- New NY Appellate Court Case Addresses Common Non-Compete/Non-Solicit Clause Issues
- March 3, 2015 | Author: Paul F. Keneally
- Law Firm: Underberg & Kessler LLP - Rochester Office
- While restrictive covenants in employment agreements (typically non-compete and non-solicit clauses) remain difficult for employers to enforce, employers keep trying and some courts do enforce them in certain circumstances. A recent decision from the New York State Appellate Division First Department considers many common non-compete/non-solicit clause issues. Fewer v. GFI Grp. Inc. et al. stands for the following propositions:
- Where an employee is bound by non-compete obligations of different lengths of time in multiple employment agreements, it will be presumed that the longer period of time is unreasonable.
- Employers may be able to enforce non-solicitation of employee clauses, even where non-compete clauses in the same employment agreements are unenforceable.
- Where an employee has been replaced quickly and relatively easily, it will be difficult for a prior employer to show that the employee provided the unique and extraordinary services necessary to enforce a non-compete clause.
- Non-compete clauses will not be enforced where the employer has breached the employment agreement before the employee.
- Similarly, the "employee choice" doctrine, which allows non-compete clauses to be enforced where the ex-employee has chosen a post-employment benefit in exchange for the non-compete promise, will not be available where the employer has breached the underlying employment agreement before the ex-employee.

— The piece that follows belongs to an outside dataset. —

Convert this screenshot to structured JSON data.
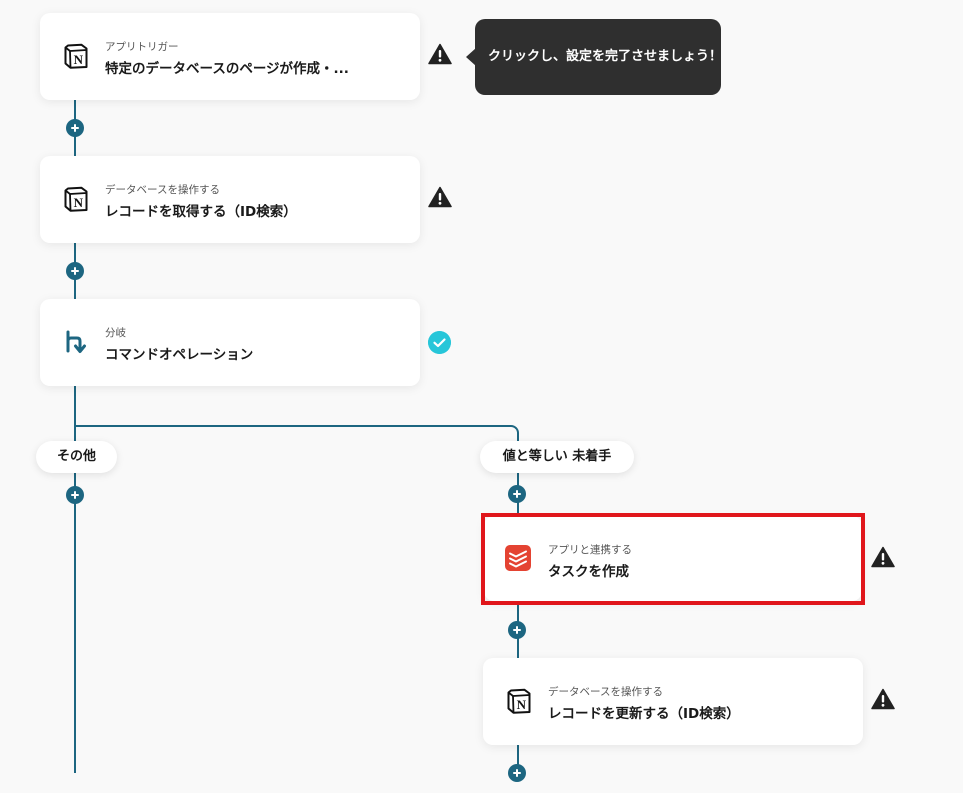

As should be clear from any reading of the restrictive covenant cases, court decisions in these cases are extremely fact-specific. Therefore, it is crucial that competent employment counsel be utilized in drafting, negotiating or litigating restrictive covenants.